It is expedient to integrate two Hall probes with a slight spacial separation, e.g. of about 2.5 mm, onto a single chip. Where there is a change from rotor tooth to rotor slot, these probes cause a different magnetic field at the location of one or the other Hall probe. This is done in such a way that the signal of the two Hall probes can be separated from the magnetic bias, and can thus be evaluated independently of fluctuations in the magnetic bias, by a differential circuit.
The tangential spacing between the end faces of two successive permanent magnets in the circumferential direction, which usually serves only for the insertion of spring clip parts used for bracing the permanent magnets against one another or against the motor housing, is expediently used to arrange the Hall sensor. As a result, it is easily possible, without the need for a separate and, in particular, additional installation space, to fix the Hall sensor advantageously both in the vicinity of the rotating rotor teeth or rotor slots and in the vicinity of the permanent magnets, which are used for the pre-magnetization of the sensor and are provided mainly for operationally exciting the electric motor.

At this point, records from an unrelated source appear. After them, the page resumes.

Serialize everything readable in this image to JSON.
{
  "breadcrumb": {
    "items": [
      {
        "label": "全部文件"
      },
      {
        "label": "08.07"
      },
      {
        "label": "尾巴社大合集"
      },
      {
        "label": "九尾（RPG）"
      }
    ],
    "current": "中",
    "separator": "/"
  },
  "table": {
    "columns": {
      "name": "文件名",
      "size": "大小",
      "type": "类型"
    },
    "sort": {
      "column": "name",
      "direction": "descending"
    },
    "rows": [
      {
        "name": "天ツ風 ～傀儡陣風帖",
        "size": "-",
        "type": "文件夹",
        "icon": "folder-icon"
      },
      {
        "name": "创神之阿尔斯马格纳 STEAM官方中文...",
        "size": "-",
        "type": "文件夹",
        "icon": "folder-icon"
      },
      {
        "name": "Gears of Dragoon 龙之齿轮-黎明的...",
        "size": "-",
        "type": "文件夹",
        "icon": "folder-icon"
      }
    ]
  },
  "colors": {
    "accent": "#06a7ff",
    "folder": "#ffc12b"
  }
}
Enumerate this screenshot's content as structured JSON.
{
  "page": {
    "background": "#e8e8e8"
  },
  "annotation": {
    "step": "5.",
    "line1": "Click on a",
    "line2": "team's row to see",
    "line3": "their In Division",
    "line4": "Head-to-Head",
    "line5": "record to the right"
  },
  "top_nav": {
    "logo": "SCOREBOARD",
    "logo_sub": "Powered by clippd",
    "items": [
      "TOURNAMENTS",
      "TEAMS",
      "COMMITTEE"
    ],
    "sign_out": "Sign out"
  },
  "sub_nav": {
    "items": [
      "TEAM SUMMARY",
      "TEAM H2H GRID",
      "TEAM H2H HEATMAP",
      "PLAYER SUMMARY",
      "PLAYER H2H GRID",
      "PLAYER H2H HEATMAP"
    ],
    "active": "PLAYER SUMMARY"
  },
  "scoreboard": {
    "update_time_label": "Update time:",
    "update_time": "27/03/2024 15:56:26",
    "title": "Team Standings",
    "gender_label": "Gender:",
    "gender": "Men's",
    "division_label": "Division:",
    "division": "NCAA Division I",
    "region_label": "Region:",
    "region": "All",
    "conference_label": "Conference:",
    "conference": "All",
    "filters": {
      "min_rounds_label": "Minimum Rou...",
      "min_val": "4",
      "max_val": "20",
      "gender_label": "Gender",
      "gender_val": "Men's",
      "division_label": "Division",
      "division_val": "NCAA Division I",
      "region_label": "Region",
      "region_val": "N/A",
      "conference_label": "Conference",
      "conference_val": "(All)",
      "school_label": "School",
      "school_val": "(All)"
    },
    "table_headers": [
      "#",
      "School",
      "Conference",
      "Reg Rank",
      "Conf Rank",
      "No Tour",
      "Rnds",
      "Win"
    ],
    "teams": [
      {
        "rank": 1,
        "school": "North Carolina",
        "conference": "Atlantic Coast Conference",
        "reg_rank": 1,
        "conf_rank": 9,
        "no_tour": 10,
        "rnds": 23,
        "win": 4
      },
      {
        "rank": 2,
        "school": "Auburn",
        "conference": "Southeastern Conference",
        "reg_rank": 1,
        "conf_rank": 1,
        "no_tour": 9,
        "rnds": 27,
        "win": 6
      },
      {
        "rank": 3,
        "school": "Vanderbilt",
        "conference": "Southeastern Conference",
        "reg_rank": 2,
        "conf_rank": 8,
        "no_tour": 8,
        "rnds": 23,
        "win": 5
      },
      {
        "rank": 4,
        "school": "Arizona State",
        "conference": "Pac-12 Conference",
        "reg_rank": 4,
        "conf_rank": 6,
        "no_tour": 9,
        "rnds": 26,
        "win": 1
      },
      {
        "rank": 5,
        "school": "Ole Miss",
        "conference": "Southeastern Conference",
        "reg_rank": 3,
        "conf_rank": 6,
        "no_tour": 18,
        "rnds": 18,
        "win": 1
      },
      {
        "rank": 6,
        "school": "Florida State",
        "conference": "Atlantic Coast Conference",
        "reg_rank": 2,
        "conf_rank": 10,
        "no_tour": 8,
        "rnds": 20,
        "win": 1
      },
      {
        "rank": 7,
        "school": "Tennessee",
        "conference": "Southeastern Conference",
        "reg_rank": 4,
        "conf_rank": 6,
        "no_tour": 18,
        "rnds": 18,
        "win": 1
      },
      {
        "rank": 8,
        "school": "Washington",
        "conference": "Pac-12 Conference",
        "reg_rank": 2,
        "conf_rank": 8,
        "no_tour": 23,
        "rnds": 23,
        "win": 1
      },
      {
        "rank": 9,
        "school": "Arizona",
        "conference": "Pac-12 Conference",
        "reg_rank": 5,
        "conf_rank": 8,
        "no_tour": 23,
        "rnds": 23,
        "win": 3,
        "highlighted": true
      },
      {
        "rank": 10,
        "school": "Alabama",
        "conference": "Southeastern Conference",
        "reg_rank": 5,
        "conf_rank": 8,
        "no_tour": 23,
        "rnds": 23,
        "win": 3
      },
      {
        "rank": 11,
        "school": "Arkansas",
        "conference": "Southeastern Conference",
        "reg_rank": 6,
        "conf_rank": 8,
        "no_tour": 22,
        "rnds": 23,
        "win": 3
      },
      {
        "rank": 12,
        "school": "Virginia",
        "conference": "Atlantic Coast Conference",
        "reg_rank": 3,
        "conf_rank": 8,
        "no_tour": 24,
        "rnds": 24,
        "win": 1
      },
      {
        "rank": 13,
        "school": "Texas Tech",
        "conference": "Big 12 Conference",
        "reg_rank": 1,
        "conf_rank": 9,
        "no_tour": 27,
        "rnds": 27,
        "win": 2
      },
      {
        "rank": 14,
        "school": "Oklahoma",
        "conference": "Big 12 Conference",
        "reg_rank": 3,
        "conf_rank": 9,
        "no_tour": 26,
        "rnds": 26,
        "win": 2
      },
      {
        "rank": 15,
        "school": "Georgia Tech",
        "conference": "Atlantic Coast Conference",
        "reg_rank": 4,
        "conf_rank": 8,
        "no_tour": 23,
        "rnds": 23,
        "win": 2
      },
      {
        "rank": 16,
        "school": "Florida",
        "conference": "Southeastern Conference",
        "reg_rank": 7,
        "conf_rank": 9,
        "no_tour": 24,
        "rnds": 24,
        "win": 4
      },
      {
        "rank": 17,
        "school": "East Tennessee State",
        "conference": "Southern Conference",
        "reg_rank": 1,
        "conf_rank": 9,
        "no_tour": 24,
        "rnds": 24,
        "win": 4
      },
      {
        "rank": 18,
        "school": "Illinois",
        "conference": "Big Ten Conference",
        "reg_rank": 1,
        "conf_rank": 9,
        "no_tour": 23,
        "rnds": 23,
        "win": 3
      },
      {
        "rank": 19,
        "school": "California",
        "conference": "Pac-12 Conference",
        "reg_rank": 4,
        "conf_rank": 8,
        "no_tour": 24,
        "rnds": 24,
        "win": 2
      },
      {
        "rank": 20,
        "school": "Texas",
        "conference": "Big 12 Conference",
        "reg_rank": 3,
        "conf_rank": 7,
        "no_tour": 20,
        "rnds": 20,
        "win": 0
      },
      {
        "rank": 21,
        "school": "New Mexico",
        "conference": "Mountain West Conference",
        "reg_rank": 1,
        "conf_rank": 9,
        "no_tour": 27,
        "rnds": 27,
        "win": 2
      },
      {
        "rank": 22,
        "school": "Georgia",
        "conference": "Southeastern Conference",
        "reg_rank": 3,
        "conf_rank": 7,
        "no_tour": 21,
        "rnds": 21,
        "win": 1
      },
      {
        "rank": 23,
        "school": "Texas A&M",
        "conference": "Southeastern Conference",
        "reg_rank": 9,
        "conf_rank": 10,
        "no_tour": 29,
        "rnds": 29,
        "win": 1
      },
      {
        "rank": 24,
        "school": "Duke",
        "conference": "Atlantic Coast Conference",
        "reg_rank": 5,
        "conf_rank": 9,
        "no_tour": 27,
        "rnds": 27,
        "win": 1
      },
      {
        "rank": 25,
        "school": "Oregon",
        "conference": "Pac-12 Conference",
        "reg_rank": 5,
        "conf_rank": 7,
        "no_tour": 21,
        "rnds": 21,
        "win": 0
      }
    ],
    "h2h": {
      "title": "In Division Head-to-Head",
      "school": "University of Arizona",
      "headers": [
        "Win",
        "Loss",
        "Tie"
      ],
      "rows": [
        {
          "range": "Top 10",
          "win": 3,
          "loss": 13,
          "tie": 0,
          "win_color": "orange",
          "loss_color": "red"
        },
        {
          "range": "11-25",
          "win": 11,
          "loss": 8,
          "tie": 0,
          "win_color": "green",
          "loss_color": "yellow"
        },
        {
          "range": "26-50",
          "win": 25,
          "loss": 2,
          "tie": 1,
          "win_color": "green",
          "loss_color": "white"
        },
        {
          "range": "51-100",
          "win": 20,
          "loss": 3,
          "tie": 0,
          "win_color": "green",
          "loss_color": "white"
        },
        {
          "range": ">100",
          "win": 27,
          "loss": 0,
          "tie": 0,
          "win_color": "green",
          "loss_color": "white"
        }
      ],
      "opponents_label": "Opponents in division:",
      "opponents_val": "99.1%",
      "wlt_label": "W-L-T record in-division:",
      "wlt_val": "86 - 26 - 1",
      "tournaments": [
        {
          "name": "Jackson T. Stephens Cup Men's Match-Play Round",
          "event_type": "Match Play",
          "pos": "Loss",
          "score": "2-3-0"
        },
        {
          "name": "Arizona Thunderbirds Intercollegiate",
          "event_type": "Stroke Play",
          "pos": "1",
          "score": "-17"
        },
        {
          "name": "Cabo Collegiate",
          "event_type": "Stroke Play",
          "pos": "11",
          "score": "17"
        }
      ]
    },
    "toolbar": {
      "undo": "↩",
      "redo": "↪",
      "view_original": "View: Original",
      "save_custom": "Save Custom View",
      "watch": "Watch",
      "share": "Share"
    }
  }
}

This is a Continuation of International Application PCT/EP96/03936, with an international filing date of Sep. 9, 1996, the disclosure of which is incorporated into this application by reference.